In 2010, I was appointed as a member of the Pretoria University Department of Construction Economics Advisory Board and I am still a member of this board.
SIP has always been the nursery of the project management industry and many of our competitors were indeed trained in the profession during their tenure with SIP Project Managers. This alone is a substantial endorsement as to the important role that SIP has played and is playing in the development and sustainability of the project management profession in South Africa.
How does the firm ensure that professionalism and good customer service are upheld?
I believe that big differentiator of SIP is the fact that we have a policy of only employing people with less than five years’ industry experience, to develop these talents within the cultures and ethics of SIP. In that way, the essence of our vision mission and philosophy become ingrained and instinctive in all our members of staff. In addition to this, the fact that we able to hold onto our staff even though they become very attractive to competitors and that there are often attempts to poach them. In substantiation of this, SIP has amongst its directors in excess of 300 years of service to the organisation. This ensures achievement of our vision to consistently build on our reputation for being the most unique cutting-edge construction project management organisation serving clients with clear goals and positive attitude, delivering an unparalleled quality of service.
Core to our values is that the fact that we regard the project as being more important than any individual and we fulfil our role by ensuring that at all times the objectives of the project are put first by all members of the project team. SIP stands for Strength Integrity and Passion and these values are core and ingrained in the philosophy and culture of each member of our organisation.
What values do you hold dear to your heart and why?
I am a firm believer that contracts do not build buildings, but relationships do. Relationships based on honesty, commitment, passion and teamwork are core in the success of any project. Throughout my career, I have been true to these values. It is only once one has an established relationship with other members of the team that will they be prepared to go that extra mile when needed and not simply comply with contractual obligations. This differentiates success from failure or mediocrity.
Do you think your organisation is a great company to work for?
SIP has a policy of employing people who have the potential of becoming directors and shareholders of the organisation and those people that we do employ we expose to all aspects of projects and of the organisation. We entrust them with substantial responsibility whilst supporting along the way. It is important for us that each staff member sees a continual advancement of career within the organisation and this results in a dedicated, passionate and motivated work force. Our very low turnover of staff is very indicative that these values are supported by our members of staff, making it a desirable organisation to work for. SIP’s employees see their employment with SIP as more than just employment but as being a member of a family and culture, which becomes second nature to them as well as being a long-term career.
When you not at work, what do you get up to, including family life?
Outside of my work environment, I enjoy spending my spare time with my family and extended family, enjoying the basic things in life.

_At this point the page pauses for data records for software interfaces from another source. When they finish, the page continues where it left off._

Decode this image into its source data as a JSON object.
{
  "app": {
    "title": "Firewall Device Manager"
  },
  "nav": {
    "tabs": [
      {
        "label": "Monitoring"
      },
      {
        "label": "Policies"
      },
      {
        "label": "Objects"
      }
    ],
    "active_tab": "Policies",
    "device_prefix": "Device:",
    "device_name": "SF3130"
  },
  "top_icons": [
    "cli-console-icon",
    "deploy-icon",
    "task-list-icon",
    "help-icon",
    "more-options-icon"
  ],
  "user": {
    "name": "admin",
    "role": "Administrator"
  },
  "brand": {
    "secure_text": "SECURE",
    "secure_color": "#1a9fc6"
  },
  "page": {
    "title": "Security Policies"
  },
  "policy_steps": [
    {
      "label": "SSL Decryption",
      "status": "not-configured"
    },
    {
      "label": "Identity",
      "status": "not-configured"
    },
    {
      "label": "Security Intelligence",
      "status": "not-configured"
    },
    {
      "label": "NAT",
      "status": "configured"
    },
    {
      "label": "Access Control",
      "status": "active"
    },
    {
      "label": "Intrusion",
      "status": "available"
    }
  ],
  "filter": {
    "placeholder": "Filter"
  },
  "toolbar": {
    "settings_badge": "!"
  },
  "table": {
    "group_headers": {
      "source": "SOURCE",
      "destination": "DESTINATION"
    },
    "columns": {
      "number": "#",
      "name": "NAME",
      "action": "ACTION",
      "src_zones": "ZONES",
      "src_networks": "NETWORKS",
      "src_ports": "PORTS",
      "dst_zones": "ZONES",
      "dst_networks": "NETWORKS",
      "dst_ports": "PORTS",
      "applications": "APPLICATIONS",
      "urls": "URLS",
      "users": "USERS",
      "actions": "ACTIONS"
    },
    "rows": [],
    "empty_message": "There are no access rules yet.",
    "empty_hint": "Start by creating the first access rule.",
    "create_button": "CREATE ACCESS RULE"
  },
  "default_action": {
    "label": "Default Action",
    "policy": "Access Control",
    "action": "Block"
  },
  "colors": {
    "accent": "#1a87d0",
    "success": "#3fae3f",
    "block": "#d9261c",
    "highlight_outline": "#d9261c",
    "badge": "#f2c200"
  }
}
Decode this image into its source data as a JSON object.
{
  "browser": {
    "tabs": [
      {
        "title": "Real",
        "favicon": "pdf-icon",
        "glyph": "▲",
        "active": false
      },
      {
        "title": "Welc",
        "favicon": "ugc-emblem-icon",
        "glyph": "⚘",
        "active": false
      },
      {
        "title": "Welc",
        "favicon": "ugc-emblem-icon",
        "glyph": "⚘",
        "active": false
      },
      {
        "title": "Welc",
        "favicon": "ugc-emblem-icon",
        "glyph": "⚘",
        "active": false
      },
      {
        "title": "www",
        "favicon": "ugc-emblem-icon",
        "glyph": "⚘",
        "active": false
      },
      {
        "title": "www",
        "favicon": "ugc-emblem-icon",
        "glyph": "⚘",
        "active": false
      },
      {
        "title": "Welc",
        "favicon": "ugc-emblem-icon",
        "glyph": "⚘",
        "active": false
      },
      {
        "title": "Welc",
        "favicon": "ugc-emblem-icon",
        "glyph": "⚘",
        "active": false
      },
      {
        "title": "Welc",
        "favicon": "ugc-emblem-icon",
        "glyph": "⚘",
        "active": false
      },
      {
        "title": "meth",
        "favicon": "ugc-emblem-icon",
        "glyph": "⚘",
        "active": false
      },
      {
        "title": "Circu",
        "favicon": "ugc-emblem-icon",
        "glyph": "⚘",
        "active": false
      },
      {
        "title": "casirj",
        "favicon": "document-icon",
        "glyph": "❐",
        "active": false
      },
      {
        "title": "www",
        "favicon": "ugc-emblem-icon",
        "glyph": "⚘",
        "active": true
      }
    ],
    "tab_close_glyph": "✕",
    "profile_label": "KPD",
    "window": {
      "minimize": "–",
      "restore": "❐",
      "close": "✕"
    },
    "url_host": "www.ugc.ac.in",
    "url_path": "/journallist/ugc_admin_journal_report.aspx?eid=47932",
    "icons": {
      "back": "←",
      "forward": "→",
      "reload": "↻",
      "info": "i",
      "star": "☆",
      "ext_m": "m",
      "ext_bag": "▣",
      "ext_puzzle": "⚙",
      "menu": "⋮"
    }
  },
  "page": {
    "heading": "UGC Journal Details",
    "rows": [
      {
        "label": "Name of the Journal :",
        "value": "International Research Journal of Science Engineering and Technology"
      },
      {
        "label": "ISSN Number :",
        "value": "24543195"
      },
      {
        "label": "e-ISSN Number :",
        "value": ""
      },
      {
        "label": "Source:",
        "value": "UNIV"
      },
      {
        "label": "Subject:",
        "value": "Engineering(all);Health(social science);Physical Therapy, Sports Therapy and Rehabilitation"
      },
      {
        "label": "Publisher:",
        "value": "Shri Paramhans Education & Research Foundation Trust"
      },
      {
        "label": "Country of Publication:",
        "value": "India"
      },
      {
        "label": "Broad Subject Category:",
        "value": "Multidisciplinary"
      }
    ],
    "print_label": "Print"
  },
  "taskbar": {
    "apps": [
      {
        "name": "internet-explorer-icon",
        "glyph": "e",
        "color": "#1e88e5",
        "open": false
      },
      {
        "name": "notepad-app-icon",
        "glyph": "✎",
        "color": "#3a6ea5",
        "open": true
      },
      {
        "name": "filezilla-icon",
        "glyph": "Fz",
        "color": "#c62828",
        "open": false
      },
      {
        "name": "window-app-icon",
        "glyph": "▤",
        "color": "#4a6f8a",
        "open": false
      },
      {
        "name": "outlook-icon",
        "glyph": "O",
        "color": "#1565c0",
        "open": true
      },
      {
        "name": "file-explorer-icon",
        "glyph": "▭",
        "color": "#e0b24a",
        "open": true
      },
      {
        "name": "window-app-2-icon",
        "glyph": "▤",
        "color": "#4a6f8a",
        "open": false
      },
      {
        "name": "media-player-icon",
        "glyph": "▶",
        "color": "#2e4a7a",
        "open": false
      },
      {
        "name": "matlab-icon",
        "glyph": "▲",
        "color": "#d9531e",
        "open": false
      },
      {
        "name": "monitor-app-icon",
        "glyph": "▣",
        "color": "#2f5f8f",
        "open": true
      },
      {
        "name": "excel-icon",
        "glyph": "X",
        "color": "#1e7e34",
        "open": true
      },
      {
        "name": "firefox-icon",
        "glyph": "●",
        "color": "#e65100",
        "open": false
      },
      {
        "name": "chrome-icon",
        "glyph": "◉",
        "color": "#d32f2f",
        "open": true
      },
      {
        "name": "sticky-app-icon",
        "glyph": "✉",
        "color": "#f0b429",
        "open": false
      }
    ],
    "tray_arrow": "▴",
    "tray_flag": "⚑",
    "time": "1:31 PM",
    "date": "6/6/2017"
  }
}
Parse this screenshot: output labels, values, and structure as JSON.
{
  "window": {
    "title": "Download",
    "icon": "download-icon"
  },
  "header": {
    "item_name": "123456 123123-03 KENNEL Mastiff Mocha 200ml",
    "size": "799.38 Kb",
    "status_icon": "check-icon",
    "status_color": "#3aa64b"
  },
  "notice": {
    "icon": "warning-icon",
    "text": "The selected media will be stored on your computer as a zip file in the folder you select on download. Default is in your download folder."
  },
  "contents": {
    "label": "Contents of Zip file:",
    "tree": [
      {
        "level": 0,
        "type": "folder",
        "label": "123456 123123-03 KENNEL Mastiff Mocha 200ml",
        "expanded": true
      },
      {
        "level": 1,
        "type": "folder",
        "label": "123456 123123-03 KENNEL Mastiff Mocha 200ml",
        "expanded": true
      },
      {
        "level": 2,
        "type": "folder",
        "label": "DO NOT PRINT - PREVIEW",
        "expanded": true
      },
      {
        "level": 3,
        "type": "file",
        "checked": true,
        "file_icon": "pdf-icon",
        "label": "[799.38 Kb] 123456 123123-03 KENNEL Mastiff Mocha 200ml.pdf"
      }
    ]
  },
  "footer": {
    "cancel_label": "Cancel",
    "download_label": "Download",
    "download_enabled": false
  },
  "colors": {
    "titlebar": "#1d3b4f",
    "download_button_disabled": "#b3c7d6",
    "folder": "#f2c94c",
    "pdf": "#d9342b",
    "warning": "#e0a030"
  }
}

I am not one who enjoys a flashy lifestyle and would much rather have a simple family braai or spend time in the bush surrounded by the amazing nature that South Africa has to offer. I also enjoy an occasional game of golf although I am far from having mastered this challenging game.